Dealing with Condensation
Condensation is a common occurrence in many homes, particularly during the cold Winter months, and it can be difficult to understand why it forms. If it is not dealt with effectively it can also encourage the growth of mould on walls and ceilings and can cause woodwork to rot.
What is Condensation?
Condensation is caused when water vapour in the air comes into contact with cold surfaces. Condensation is most likely to appear on windows, colder parts of the wall, around external door and window openings, and where ceilings and floors meet with outer walls. It can also appear in areas where air circulation is restricted, such as inside cupboards and behind furniture that is placed against an outside wall.
Where does the moisture come from?
Moisture is produced in the home from normal daily activities such as taking showers and baths, washing and drying clothes, cooking and boiling kettles. To give you an idea of how much water this is:
- 2 people at home for 1 day = 3 pints of water produced
- Cooking and boiling a kettle = 6 pints of water produced
- Having a bath or a shower = 2 pints of water produced
- Washing clothes = 1 pint of water produced
- Drying Clothes = 9 pints of water produced
How to reduce Condensation? Some simple steps to follow:-
- When you’re cooking or washing, keep the kitchen or bathroom doors closed to stop the steam from entering other rooms.
- To allow warm air to escape, open the windows in that room and close the door
- For better ventilation, leave the windows and doors slightly open while you’re sleeping. A person releases half a pint of water as vapour in their sleep. This vapour is another cause of condensation on windows in the mornings.
- Wipe condensation from window sills, tiled walls and shower stalls to prevent condensation black spots. Wash any spots that do appear regularly.
- Ensure you use your extractor fan in your home. If you need any advice on this please contact us.
- Put lids on saucepans while you are cooking to reduce steam and use your cooker hood extractor fan for ventilation.
- Avoid drying laundry on radiators. If drying clothes indoors, open the window and close the door of the room where the clothes are drying so that the moisture can escape outside rather than circulate around your home.
- If you use a tumble dryer, make sure it is properly vented to an open window.
- If your windows have trickle vents, keep them open to allow warm air to escape.
- Position any free-standing furniture (wardrobes and beds) against internal walls, as these are not as cold as walls that are exposed to the external elements.
Provide even heating
If your home is unoccupied during the day, it would help if the heating timer is set so that your home is warm by the time you return home. The temperature can be set a few degrees lower while you are out and turned up.when you return.
If you notice mould growing in your home, you should treat it straight away to stop it from spreading and causing damage to your home.
- Sterilise the affected area with a suitable fungicidal wash. You can buy this wash in most DIY stores and larger supermarkets. Please check the manufacturer’s instructions.

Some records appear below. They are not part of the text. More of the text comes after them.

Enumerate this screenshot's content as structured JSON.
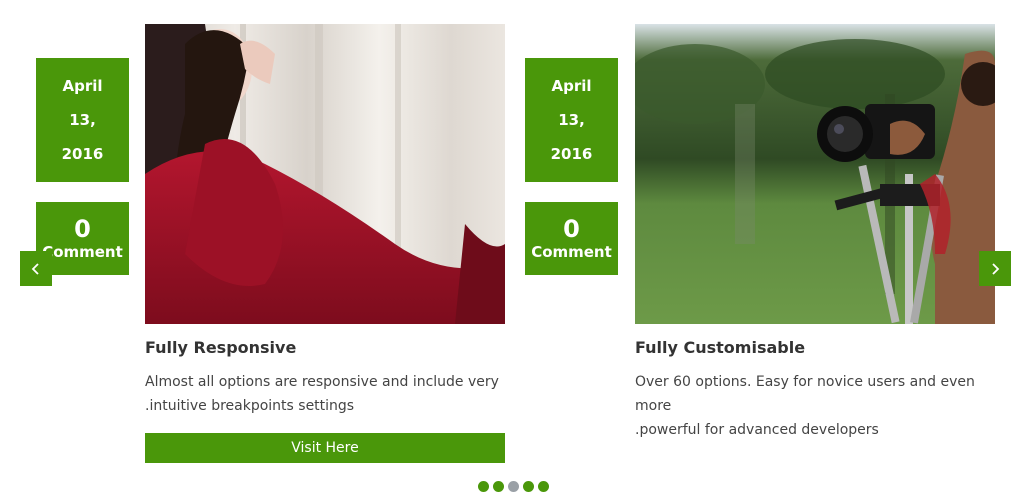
{
  "slides": [
    {
      "date": {
        "month": "April",
        "day": "13,",
        "year": "2016"
      },
      "comments": {
        "count": "0",
        "label": "Comment"
      },
      "title": "Fully Responsive",
      "desc_line1": "Almost all options are responsive and include very",
      "desc_line2": ".intuitive breakpoints settings",
      "button_label": "Visit Here"
    },
    {
      "date": {
        "month": "April",
        "day": "13,",
        "year": "2016"
      },
      "comments": {
        "count": "0",
        "label": "Comment"
      },
      "title": "Fully Customisable",
      "desc_line1": "Over 60 options. Easy for novice users and even more",
      "desc_line2": ".powerful for advanced developers"
    }
  ],
  "navigation": {
    "prev_icon": "chevron-left-icon",
    "next_icon": "chevron-right-icon",
    "dot_count": 5,
    "active_dot": 2
  },
  "colors": {
    "accent": "#4a970a",
    "inactive_dot": "#9aa0a6"
  }
}
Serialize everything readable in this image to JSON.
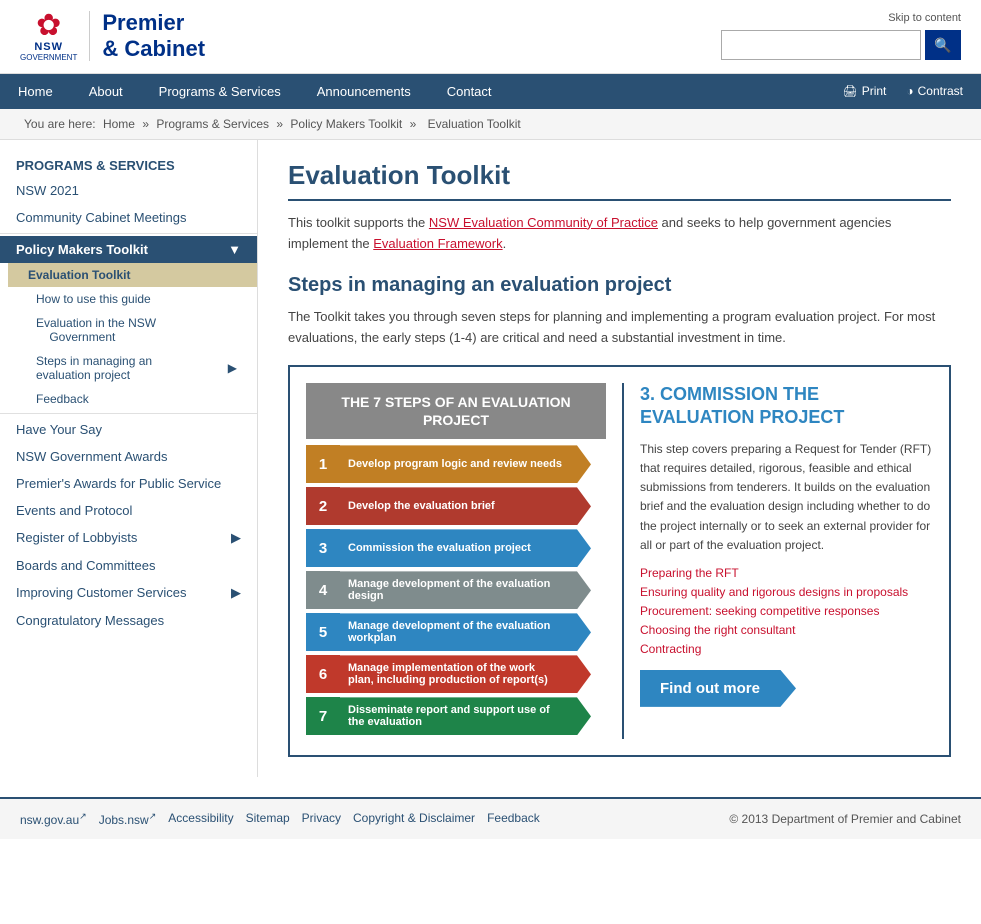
{
  "header": {
    "skip_link": "Skip to content",
    "logo_lotus": "❀",
    "logo_nsw": "NSW",
    "logo_gov": "GOVERNMENT",
    "logo_title_line1": "Premier",
    "logo_title_line2": "& Cabinet",
    "search_placeholder": "",
    "search_icon": "🔍"
  },
  "nav": {
    "items": [
      {
        "label": "Home",
        "active": false
      },
      {
        "label": "About",
        "active": false
      },
      {
        "label": "Programs & Services",
        "active": false
      },
      {
        "label": "Announcements",
        "active": false
      },
      {
        "label": "Contact",
        "active": false
      }
    ],
    "print_label": "Print",
    "contrast_label": "Contrast"
  },
  "breadcrumb": {
    "items": [
      "Home",
      "Programs & Services",
      "Policy Makers Toolkit",
      "Evaluation Toolkit"
    ]
  },
  "sidebar": {
    "section_title": "PROGRAMS & SERVICES",
    "items": [
      {
        "label": "NSW 2021",
        "type": "link"
      },
      {
        "label": "Community Cabinet Meetings",
        "type": "link"
      },
      {
        "label": "Policy Makers Toolkit",
        "type": "active-parent"
      },
      {
        "label": "Evaluation Toolkit",
        "type": "active-child"
      },
      {
        "label": "How to use this guide",
        "type": "sub"
      },
      {
        "label": "Evaluation in the NSW Government",
        "type": "sub"
      },
      {
        "label": "Steps in managing an evaluation project",
        "type": "sub-arrow"
      },
      {
        "label": "Feedback",
        "type": "sub"
      },
      {
        "label": "Have Your Say",
        "type": "link"
      },
      {
        "label": "NSW Government Awards",
        "type": "link"
      },
      {
        "label": "Premier's Awards for Public Service",
        "type": "link"
      },
      {
        "label": "Events and Protocol",
        "type": "link"
      },
      {
        "label": "Register of Lobbyists",
        "type": "link-arrow"
      },
      {
        "label": "Boards and Committees",
        "type": "link"
      },
      {
        "label": "Improving Customer Services",
        "type": "link-arrow"
      },
      {
        "label": "Congratulatory Messages",
        "type": "link"
      }
    ]
  },
  "main": {
    "title": "Evaluation Toolkit",
    "intro": "This toolkit supports the NSW Evaluation Community of Practice and seeks to help government agencies implement the Evaluation Framework.",
    "intro_link1": "NSW Evaluation Community of Practice",
    "intro_link2": "Evaluation Framework",
    "steps_section_title": "Steps in managing an evaluation project",
    "steps_desc": "The Toolkit takes you through seven steps for planning and implementing a program evaluation project. For most evaluations, the early steps (1-4) are critical and need a substantial investment in time.",
    "infographic": {
      "header": "THE 7 STEPS OF AN EVALUATION PROJECT",
      "steps": [
        {
          "num": "1",
          "label": "Develop program logic and review needs",
          "color": "#c17f24"
        },
        {
          "num": "2",
          "label": "Develop the evaluation brief",
          "color": "#b03a2e"
        },
        {
          "num": "3",
          "label": "Commission the evaluation project",
          "color": "#2e86c1"
        },
        {
          "num": "4",
          "label": "Manage development of the evaluation design",
          "color": "#7f8c8d"
        },
        {
          "num": "5",
          "label": "Manage development of the evaluation workplan",
          "color": "#2e86c1"
        },
        {
          "num": "6",
          "label": "Manage implementation of the work plan, including production of report(s)",
          "color": "#c0392b"
        },
        {
          "num": "7",
          "label": "Disseminate report and support use of the evaluation",
          "color": "#1e8449"
        }
      ]
    },
    "panel": {
      "title": "3. COMMISSION THE EVALUATION PROJECT",
      "desc": "This step covers preparing a Request for Tender (RFT) that requires detailed, rigorous, feasible and ethical submissions from tenderers. It builds on the evaluation brief and the evaluation design including whether to do the project internally or to seek an external provider for all or part of the evaluation project.",
      "links": [
        "Preparing the RFT",
        "Ensuring quality and rigorous designs in proposals",
        "Procurement: seeking competitive responses",
        "Choosing the right consultant",
        "Contracting"
      ],
      "find_more": "Find out more"
    }
  },
  "footer": {
    "links": [
      {
        "label": "nsw.gov.au",
        "external": true
      },
      {
        "label": "Jobs.nsw",
        "external": true
      },
      {
        "label": "Accessibility"
      },
      {
        "label": "Sitemap"
      },
      {
        "label": "Privacy"
      },
      {
        "label": "Copyright & Disclaimer"
      },
      {
        "label": "Feedback"
      }
    ],
    "copyright": "© 2013 Department of Premier and Cabinet"
  }
}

- If the treatment appears to have been successful, you can carry out any necessary re-decoration. If painting, use a good quality fungicidal paint to prevent mould, but remember that this will not be effective if it is later covered by ordinary paint or wallpaper. If wallpapering, use a paste containing a fungicide to prevent further mould growth.